Take out those spades and shovels; spring is only 15 days away and it’s time to get your garden on! We’re celebrating spring with our own series of modern plantings, featuring different plants each week in Modernica’s Case Study Ceramics.
This week, we’ve looked in our own proverbial backyard to bring you four lovely plantings – all native to our local California climate.
Monterey Cypress (Hesperocyparis Macrocarpa)
Monterey cypress is a species native to the Central Coast of California. Some say this particular species is over 2,000 years old. You can find seedlings in nurseries throughout central and southern California.
We chose a Case Study Ceramic Cylinder for the cypress because it’s deep enough to support the little tree’s future root growth. Here’s a how to:

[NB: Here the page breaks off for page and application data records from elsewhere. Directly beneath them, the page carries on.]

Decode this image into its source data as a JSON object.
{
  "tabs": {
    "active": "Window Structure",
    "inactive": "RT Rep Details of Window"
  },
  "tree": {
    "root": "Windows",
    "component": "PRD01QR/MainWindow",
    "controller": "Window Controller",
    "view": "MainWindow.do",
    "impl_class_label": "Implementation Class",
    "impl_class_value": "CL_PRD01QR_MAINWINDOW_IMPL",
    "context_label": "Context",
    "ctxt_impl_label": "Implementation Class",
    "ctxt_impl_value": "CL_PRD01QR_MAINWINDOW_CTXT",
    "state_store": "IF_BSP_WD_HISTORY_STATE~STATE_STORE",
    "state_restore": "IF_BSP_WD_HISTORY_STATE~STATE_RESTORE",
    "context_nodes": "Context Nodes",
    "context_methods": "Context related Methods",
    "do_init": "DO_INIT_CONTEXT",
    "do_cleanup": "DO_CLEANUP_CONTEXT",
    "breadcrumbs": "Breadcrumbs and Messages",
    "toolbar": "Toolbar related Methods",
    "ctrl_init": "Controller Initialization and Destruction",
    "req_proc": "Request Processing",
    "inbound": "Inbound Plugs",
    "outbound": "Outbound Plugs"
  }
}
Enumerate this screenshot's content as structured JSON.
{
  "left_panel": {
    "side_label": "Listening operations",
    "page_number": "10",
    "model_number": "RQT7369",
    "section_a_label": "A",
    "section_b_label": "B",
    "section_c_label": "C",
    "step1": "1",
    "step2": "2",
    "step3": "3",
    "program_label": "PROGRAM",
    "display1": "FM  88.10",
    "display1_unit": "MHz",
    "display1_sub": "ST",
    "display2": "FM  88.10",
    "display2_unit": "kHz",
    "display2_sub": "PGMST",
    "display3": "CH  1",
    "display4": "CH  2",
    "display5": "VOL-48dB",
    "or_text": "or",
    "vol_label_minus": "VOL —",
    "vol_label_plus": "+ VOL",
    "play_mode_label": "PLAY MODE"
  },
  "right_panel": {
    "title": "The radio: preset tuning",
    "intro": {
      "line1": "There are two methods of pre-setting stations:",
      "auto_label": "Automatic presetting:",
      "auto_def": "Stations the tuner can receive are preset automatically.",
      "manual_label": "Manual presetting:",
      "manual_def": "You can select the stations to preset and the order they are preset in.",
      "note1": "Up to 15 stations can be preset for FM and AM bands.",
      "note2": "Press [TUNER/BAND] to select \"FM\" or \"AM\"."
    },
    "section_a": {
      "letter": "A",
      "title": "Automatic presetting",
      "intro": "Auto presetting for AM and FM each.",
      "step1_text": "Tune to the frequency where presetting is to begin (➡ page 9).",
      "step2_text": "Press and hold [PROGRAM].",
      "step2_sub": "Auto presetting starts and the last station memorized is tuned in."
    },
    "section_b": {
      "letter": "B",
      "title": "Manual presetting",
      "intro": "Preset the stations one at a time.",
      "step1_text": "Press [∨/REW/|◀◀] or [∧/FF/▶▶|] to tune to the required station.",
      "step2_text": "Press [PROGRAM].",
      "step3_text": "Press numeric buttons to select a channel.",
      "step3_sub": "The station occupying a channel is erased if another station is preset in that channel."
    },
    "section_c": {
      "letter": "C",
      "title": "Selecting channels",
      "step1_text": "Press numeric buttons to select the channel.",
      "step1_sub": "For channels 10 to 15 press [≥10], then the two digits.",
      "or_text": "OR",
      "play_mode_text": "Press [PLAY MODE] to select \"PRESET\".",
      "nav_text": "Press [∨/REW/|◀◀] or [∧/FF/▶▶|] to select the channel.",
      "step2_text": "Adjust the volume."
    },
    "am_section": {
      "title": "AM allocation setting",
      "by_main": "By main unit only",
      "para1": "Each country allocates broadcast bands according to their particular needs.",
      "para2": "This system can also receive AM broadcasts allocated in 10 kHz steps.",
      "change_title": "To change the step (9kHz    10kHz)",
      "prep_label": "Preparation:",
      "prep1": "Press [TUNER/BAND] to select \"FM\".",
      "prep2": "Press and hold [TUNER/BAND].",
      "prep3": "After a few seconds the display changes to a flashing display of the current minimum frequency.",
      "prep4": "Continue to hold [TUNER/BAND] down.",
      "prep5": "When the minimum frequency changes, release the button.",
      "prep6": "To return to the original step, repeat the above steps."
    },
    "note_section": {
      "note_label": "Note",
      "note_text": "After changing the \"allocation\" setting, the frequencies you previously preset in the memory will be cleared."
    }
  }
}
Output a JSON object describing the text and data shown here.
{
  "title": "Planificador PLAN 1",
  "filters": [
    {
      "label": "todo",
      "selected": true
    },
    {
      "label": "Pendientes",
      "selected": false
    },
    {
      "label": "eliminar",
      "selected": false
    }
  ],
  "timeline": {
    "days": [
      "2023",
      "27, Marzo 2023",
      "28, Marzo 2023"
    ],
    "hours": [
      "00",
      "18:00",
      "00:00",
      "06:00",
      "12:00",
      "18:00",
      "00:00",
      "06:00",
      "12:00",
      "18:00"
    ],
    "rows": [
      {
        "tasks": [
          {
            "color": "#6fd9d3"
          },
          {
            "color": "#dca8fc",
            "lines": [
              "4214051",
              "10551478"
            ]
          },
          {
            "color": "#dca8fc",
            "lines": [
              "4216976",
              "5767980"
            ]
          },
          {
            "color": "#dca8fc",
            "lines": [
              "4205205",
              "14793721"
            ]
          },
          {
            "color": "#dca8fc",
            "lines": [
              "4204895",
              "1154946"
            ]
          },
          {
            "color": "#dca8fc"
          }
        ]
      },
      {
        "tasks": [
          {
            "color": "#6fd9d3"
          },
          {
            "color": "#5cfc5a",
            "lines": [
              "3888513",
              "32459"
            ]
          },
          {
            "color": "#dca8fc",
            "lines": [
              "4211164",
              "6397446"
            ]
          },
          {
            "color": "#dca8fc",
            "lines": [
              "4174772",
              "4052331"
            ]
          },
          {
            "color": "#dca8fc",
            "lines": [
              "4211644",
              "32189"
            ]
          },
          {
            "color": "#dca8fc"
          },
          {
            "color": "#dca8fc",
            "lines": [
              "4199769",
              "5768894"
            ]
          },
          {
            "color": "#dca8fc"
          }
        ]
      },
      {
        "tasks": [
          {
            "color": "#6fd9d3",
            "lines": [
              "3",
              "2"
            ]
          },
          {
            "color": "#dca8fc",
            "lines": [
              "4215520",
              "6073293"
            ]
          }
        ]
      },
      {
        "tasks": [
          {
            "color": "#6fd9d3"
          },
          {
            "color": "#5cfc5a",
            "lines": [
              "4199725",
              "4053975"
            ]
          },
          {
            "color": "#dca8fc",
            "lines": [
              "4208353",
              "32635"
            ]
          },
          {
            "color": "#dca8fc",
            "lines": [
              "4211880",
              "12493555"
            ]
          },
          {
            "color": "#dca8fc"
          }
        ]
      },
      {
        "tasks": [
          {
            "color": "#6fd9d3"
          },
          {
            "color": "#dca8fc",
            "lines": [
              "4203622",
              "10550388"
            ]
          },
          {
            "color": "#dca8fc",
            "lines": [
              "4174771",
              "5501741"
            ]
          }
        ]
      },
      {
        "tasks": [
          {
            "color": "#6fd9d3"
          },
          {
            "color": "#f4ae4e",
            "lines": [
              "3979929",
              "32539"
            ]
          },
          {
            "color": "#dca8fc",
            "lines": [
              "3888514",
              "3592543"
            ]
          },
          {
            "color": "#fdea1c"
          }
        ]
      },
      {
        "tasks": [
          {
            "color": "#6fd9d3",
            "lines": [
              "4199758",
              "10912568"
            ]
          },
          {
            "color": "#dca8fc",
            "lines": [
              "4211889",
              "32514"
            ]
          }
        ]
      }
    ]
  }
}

For this tree, it is important to loosen up the roots and tease out any coiled roots. Then, you want the top of the root ball to sit approximately 2 inches above the surrounding soil. Once it is in place and at the proper depth, fill the hole with soil to within about four inches from the top and water gently. Then, continue filling the container with soil, firming the soil as you go. Cover the area around the base of the tree with 2 to 3 inches of mulch. This particular tree needs good drainage, lots of sun, and regular watering to thrive.
Wendy Bells (Heuchera ‘Wendy’)
This California native sports delicate pink flowers in the spring and summer that are attractive to butterflies and hummingbirds.
We chose a large Case Study Ceramic Bowl for our Wendy Bells to set off their long stalks and flowers. Like most flowers, planting is relatively simple. Fill the pot about 2/3 full with potting mix and gently place the roots into the center of the container. Then, gently pat in the the remaining soil until no roots show through and add water to make the soil moist. Wendy Bells need to sit in a partly shady spot and only require water about every 2 weeks.
Figueroa Purple Sage (Salvia Leucophylla Figueroa)
This aromatic sage is native to the southern coastal mountain ranges of California and blooms in spring and summer with lovely bunches of purple flowers.
Given space and sunlight, the plant can grown into a nice low-lying shrub, so we chose a relatively-deep Ceramic Bowl to give it plenty of room to grow. The little shrub wants clay, loam or sandy soil with excellent drainage and lots of direct sunlight. It requires water once a week for the first 6 weeks, after which it should only be watered when the soil becomes completely dry.
Sea Lettuce (Dudleya Caespitosa)
Growing along the SoCal coastline, this pretty little succulent is a great option for rock gardens and container gardens. Every once in awhile it sprouts a tall clump of rosettes that attract hummingbirds and butterflies.
Sea lettuce likes sandy, well-draining soil, but doesn’t need a lot of root space, which is why we placed it in our smallest Table-top Bowl. Like most drought-resistant succulents, it only needs to be watered occasionally.
All of the above plants were acquired at the Theodore Payne Foundation Nursery, a non-profit company that is dedicated to the understanding, preservation and use of California native flora. Please click here to learn more about their organization and inventory.